Assignment:
Return each line of the listing that has the word "vida" in it.

Segment Open

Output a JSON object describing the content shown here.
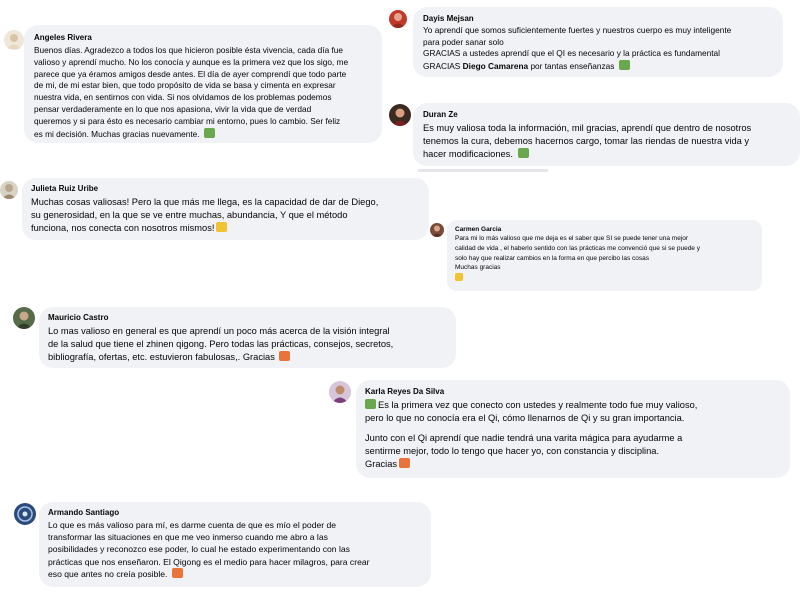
{
  "comments": [
    {
      "author": "Angeles Rivera",
      "text": "Buenos días. Agradezco a todos los que hicieron posible ésta vivencia, cada día fue\nvalioso y aprendí mucho. No los conocía y aunque es la primera vez que los sigo, me\nparece que ya éramos amigos desde antes. El día de ayer comprendí que todo parte\nde mi, de mi estar bien, que todo propósito de vida se basa y cimenta en expresar\nnuestra vida, en sentirnos con vida. Si nos olvidamos de los problemas podemos\npensar verdaderamente en lo que nos apasiona, vivir la vida que de verdad\nqueremos y si para ésto es necesario cambiar mi entorno, pues lo cambio. Ser feliz\nes mi decisión. Muchas gracias nuevamente.",
      "emoji": "landscape-emoji"
    },
    {
      "author": "Dayis Mejsan",
      "text_1": "Yo aprendí que somos suficientemente fuertes y nuestros cuerpo es muy inteligente\npara poder sanar solo\nGRACIAS a ustedes aprendí que el QI es necesario y la práctica es fundamental\nGRACIAS ",
      "highlight": "Diego Camarena",
      "text_2": " por tantas enseñanzas",
      "emoji": "landscape-emoji"
    },
    {
      "author": "Duran Ze",
      "text": "Es muy valiosa toda la información, mil gracias, aprendí que dentro de nosotros\ntenemos la cura, debemos hacernos cargo, tomar las riendas de nuestra vida y\nhacer modificaciones.",
      "emoji": "landscape-emoji"
    },
    {
      "author": "Julieta Ruiz Uribe",
      "text": "Muchas cosas valiosas! Pero la que más me llega, es la capacidad de dar de Diego,\nsu generosidad, en la que se ve entre muchas, abundancia, Y que el método\nfunciona, nos conecta con nosotros mismos!",
      "emoji": "pray-emoji"
    },
    {
      "author": "Carmen Garcia",
      "text": "Para mi lo más valioso que me deja es el saber que SI se puede tener una mejor\ncalidad de vida , el haberlo sentido con las prácticas me convenció que si se puede y\nsolo hay que realizar cambios en la forma en que percibo las cosas\nMuchas gracias",
      "emoji": "pray-emoji"
    },
    {
      "author": "Mauricio Castro",
      "text": "Lo mas valioso en general es que aprendí un poco más acerca de la visión integral\nde la salud que tiene el zhinen qigong. Pero todas las prácticas, consejos, secretos,\nbibliografía, ofertas, etc. estuvieron fabulosas,. Gracias",
      "emoji": "sunset-emoji"
    },
    {
      "author": "Karla Reyes Da Silva",
      "text_1": "Es la primera vez que conecto con ustedes y realmente todo fue muy valioso,\npero lo que no conocía era el Qi, cómo llenarnos de Qi y su gran importancia.",
      "text_2": "Junto con el Qi aprendí que nadie tendrá una varita mágica para ayudarme a\nsentirme mejor, todo lo tengo que hacer yo, con constancia y disciplina.\nGracias",
      "emoji_lead": "landscape-emoji",
      "emoji": "sunset-emoji"
    },
    {
      "author": "Armando Santiago",
      "text": "Lo que es más valioso para mí, es darme cuenta de que es mío el poder de\ntransformar las situaciones en que me veo inmerso cuando me abro a las\nposibilidades y reconozco ese poder, lo cual he estado experimentando con las\nprácticas que nos enseñaron. El Qigong es el medio para hacer milagros, para crear\neso que antes no creía posible.",
      "emoji": "sunset-emoji"
    }
  ],
  "colors": {
    "bubble": "#f0f2f5",
    "text": "#050505",
    "landscape_emoji": "#6aa84f",
    "pray_emoji": "#f1c232",
    "sunset_emoji": "#e8743b"
  }
}
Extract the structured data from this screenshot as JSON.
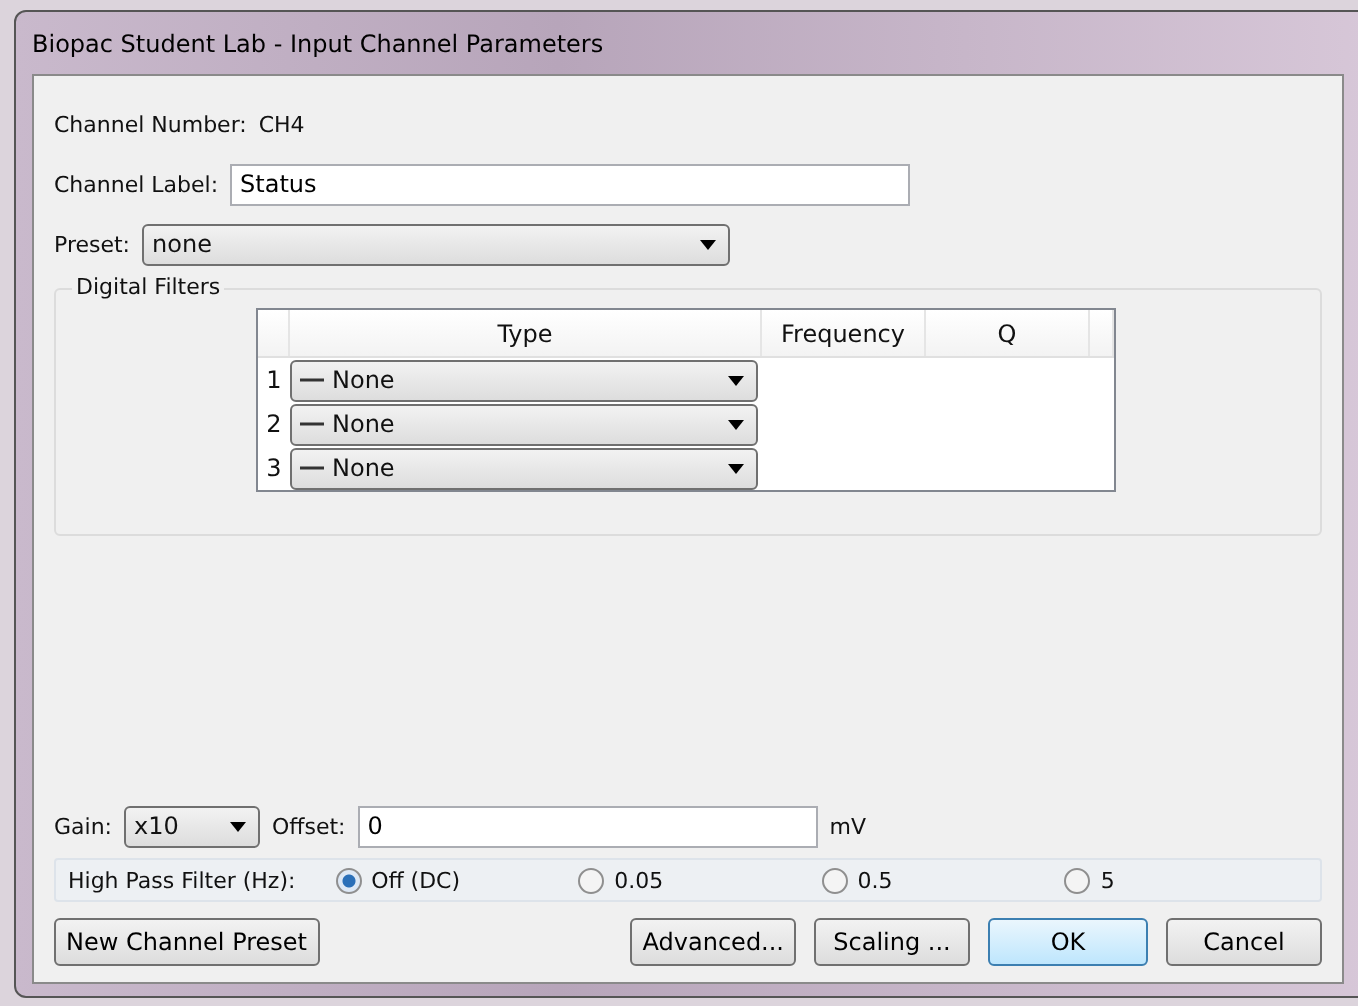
{
  "window": {
    "title": "Biopac Student Lab - Input Channel Parameters"
  },
  "channel_number": {
    "label": "Channel Number:",
    "value": "CH4"
  },
  "channel_label": {
    "label": "Channel Label:",
    "value": "Status"
  },
  "preset": {
    "label": "Preset:",
    "value": "none"
  },
  "digital_filters": {
    "title": "Digital Filters",
    "columns": [
      "Type",
      "Frequency",
      "Q"
    ],
    "rows": [
      {
        "index": "1",
        "type": "None"
      },
      {
        "index": "2",
        "type": "None"
      },
      {
        "index": "3",
        "type": "None"
      }
    ]
  },
  "gain": {
    "label": "Gain:",
    "value": "x10"
  },
  "offset": {
    "label": "Offset:",
    "value": "0",
    "unit": "mV"
  },
  "high_pass_filter": {
    "label": "High Pass Filter (Hz):",
    "options": [
      {
        "label": "Off (DC)",
        "selected": true
      },
      {
        "label": "0.05",
        "selected": false
      },
      {
        "label": "0.5",
        "selected": false
      },
      {
        "label": "5",
        "selected": false
      }
    ]
  },
  "new_preset_button": "New Channel Preset",
  "buttons": [
    {
      "label": "Advanced...",
      "default": false
    },
    {
      "label": "Scaling ...",
      "default": false
    },
    {
      "label": "OK",
      "default": true
    },
    {
      "label": "Cancel",
      "default": false
    }
  ]
}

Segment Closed

Response area:
      "text": "Buenos días. Agradezco a todos los que hicieron posible ésta vivencia, cada día fue\nvalioso y aprendí mucho. No los conocía y aunque es la primera vez que los sigo, me\nparece que ya éramos amigos desde antes. El día de ayer comprendí que todo parte\nde mi, de mi estar bien, que todo propósito de vida se basa y cimenta en expresar\nnuestra vida, en sentirnos con vida. Si nos olvidamos de los problemas podemos\npensar verdaderamente en lo que nos apasiona, vivir la vida que de verdad\nqueremos y si para ésto es necesario cambiar mi entorno, pues lo cambio. Ser feliz\nes mi decisión. Muchas gracias nuevamente.",
      "text": "Es muy valiosa toda la información, mil gracias, aprendí que dentro de nosotros\ntenemos la cura, debemos hacernos cargo, tomar las riendas de nuestra vida y\nhacer modificaciones.",
      "text": "Para mi lo más valioso que me deja es el saber que SI se puede tener una mejor\ncalidad de vida , el haberlo sentido con las prácticas me convenció que si se puede y\nsolo hay que realizar cambios en la forma en que percibo las cosas\nMuchas gracias",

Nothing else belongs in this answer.